For a significant number of patients, the first inkling that they have MS is a visual problem.

Easily a quarter up to half of MS patients might actually present for the first time with some type of visual problem. Almost all MS patients have some type of visual disturbance in their lifetime.

It's not uncommon for patients to have double vision. The reason you're seeing more than one image is because the eyes aren't working together. Patients may also have shaking vision where patients have trouble reading or watching television because the image is shaking due to the MS.

One of the most common vision problems people with MS present with is losing vision in one eye and that is called optic neuritis.

One of the hallmarks of multiple sclerosis, even the name multiple sclerosis itself, is presenting with different events, multiple times, during the course of their disease. We call that attack, relapse, and exacerbation.
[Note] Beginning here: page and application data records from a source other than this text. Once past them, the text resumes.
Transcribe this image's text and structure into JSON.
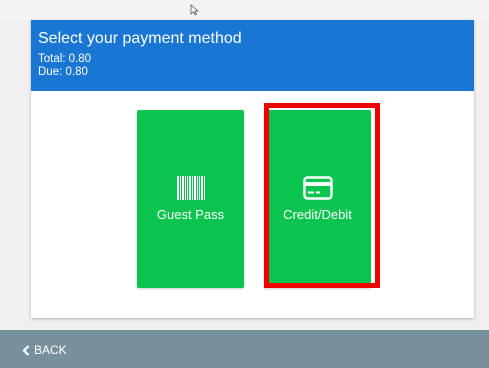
{
  "header": {
    "title": "Select your payment method",
    "total": "Total: 0.80",
    "due": "Due: 0.80"
  },
  "methods": [
    {
      "label": "Guest Pass",
      "icon": "barcode-icon"
    },
    {
      "label": "Credit/Debit",
      "icon": "credit-card-icon"
    }
  ],
  "footer": {
    "back_label": "BACK",
    "back_icon": "chevron-left-icon"
  },
  "colors": {
    "header": "#1976d2",
    "method_button": "#0bc34f",
    "highlight": "#ee0000",
    "footer": "#78909c"
  }
}
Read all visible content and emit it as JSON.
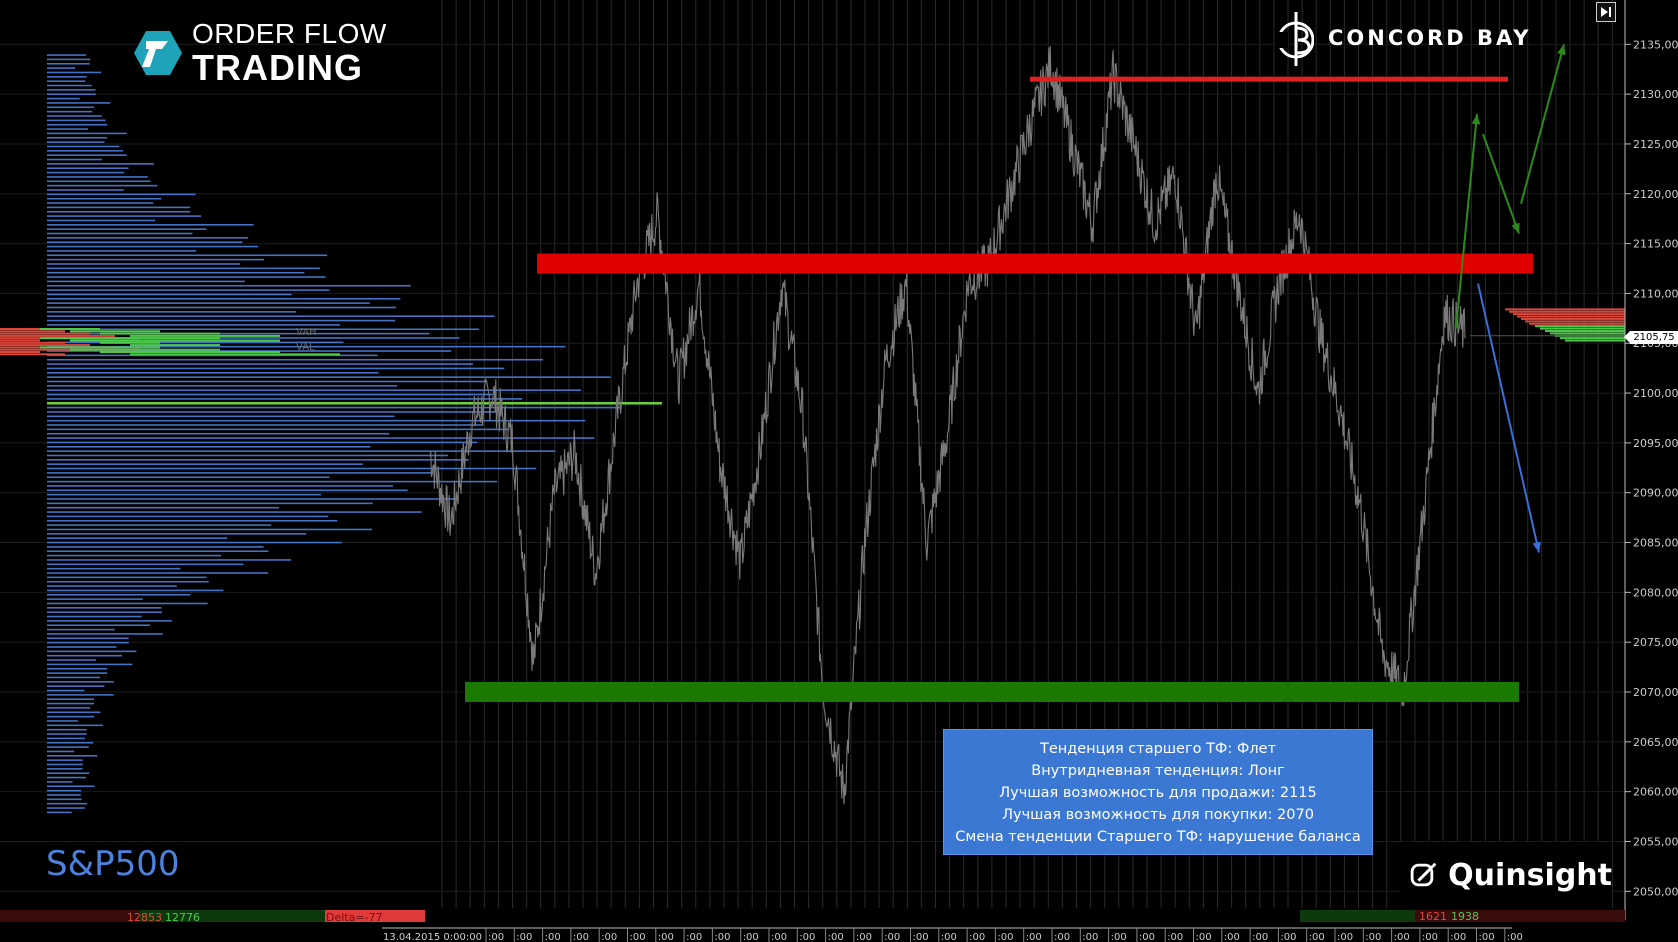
{
  "chart_data": {
    "type": "line",
    "instrument_label": "S&P500",
    "ylim": [
      2047,
      2140
    ],
    "y_ticks": [
      2050,
      2055,
      2060,
      2065,
      2070,
      2075,
      2080,
      2085,
      2090,
      2095,
      2100,
      2105,
      2110,
      2115,
      2120,
      2125,
      2130,
      2135
    ],
    "y_tick_labels": [
      "2050,00",
      "2055,00",
      "2060,00",
      "2065,00",
      "2070,00",
      "2075,00",
      "2080,00",
      "2085,00",
      "2090,00",
      "2095,00",
      "2100,00",
      "2105,00",
      "2110,00",
      "2115,00",
      "2120,00",
      "2125,00",
      "2130,00",
      "2135,00"
    ],
    "current_price": 2105.75,
    "current_price_label": "2105,75",
    "x_start_label": "13.04.2015 0:00:00",
    "x_tick_label": ":00",
    "price_path": [
      [
        0,
        2094
      ],
      [
        0.02,
        2087
      ],
      [
        0.04,
        2097
      ],
      [
        0.06,
        2100
      ],
      [
        0.08,
        2095
      ],
      [
        0.1,
        2073
      ],
      [
        0.12,
        2090
      ],
      [
        0.14,
        2094
      ],
      [
        0.16,
        2082
      ],
      [
        0.18,
        2097
      ],
      [
        0.2,
        2111
      ],
      [
        0.22,
        2118
      ],
      [
        0.24,
        2101
      ],
      [
        0.26,
        2111
      ],
      [
        0.28,
        2093
      ],
      [
        0.3,
        2083
      ],
      [
        0.32,
        2095
      ],
      [
        0.34,
        2111
      ],
      [
        0.36,
        2098
      ],
      [
        0.38,
        2070
      ],
      [
        0.4,
        2060
      ],
      [
        0.42,
        2085
      ],
      [
        0.44,
        2103
      ],
      [
        0.46,
        2111
      ],
      [
        0.48,
        2085
      ],
      [
        0.5,
        2096
      ],
      [
        0.52,
        2111
      ],
      [
        0.54,
        2113
      ],
      [
        0.56,
        2120
      ],
      [
        0.58,
        2127
      ],
      [
        0.6,
        2133
      ],
      [
        0.62,
        2125
      ],
      [
        0.64,
        2117
      ],
      [
        0.66,
        2132
      ],
      [
        0.68,
        2125
      ],
      [
        0.7,
        2117
      ],
      [
        0.72,
        2122
      ],
      [
        0.74,
        2106
      ],
      [
        0.76,
        2122
      ],
      [
        0.78,
        2111
      ],
      [
        0.8,
        2100
      ],
      [
        0.82,
        2111
      ],
      [
        0.84,
        2118
      ],
      [
        0.86,
        2106
      ],
      [
        0.88,
        2098
      ],
      [
        0.9,
        2088
      ],
      [
        0.92,
        2074
      ],
      [
        0.94,
        2070
      ],
      [
        0.96,
        2088
      ],
      [
        0.98,
        2108
      ],
      [
        1,
        2106
      ]
    ],
    "levels": [
      {
        "name": "resistance-upper",
        "price": 2131.5,
        "color": "#e32020"
      },
      {
        "name": "resistance-main",
        "price": 2113,
        "color": "#e00000"
      },
      {
        "name": "support-main",
        "price": 2070,
        "color": "#1a7a00"
      }
    ],
    "arrows": [
      {
        "name": "up-arrow-1",
        "color": "#2b8b1a"
      },
      {
        "name": "down-arrow-1",
        "color": "#2b8b1a"
      },
      {
        "name": "up-arrow-2",
        "color": "#2b8b1a"
      },
      {
        "name": "down-arrow-blue",
        "color": "#3a6fd8"
      }
    ],
    "volume_profile": {
      "vah_label": "VAH",
      "val_label": "VAL",
      "poc_price": 2099,
      "colors": {
        "bars": "#4472c4",
        "poc": "#6dd03b",
        "buy": "#4ec94e",
        "sell": "#d9473c"
      }
    },
    "footer": {
      "left_sell": "12853",
      "left_buy": "12776",
      "left_delta": "Delta=-77",
      "right_buy": "1621",
      "right_sell": "1938"
    }
  },
  "logos": {
    "ofm_line1": "ORDER FLOW",
    "ofm_line2": "TRADING",
    "concord": "CONCORD BAY",
    "quinsight": "Quinsight"
  },
  "info_box": {
    "line1": "Тенденция старшего ТФ: Флет",
    "line2": "Внутридневная тенденция: Лонг",
    "line3": "Лучшая возможность для продажи:  2115",
    "line4": "Лучшая возможность для покупки:  2070",
    "line5": "Смена тенденции Старшего ТФ:  нарушение баланса"
  },
  "colors": {
    "background": "#000000",
    "grid": "#2a2a2a",
    "price": "#7a7a7a",
    "accent_blue": "#3b78d4"
  }
}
Any individual system may get better within weeks to months, but the issue is that sometimes other symptoms come as well. They can be short lived, but the issue is that you may have many different symptoms.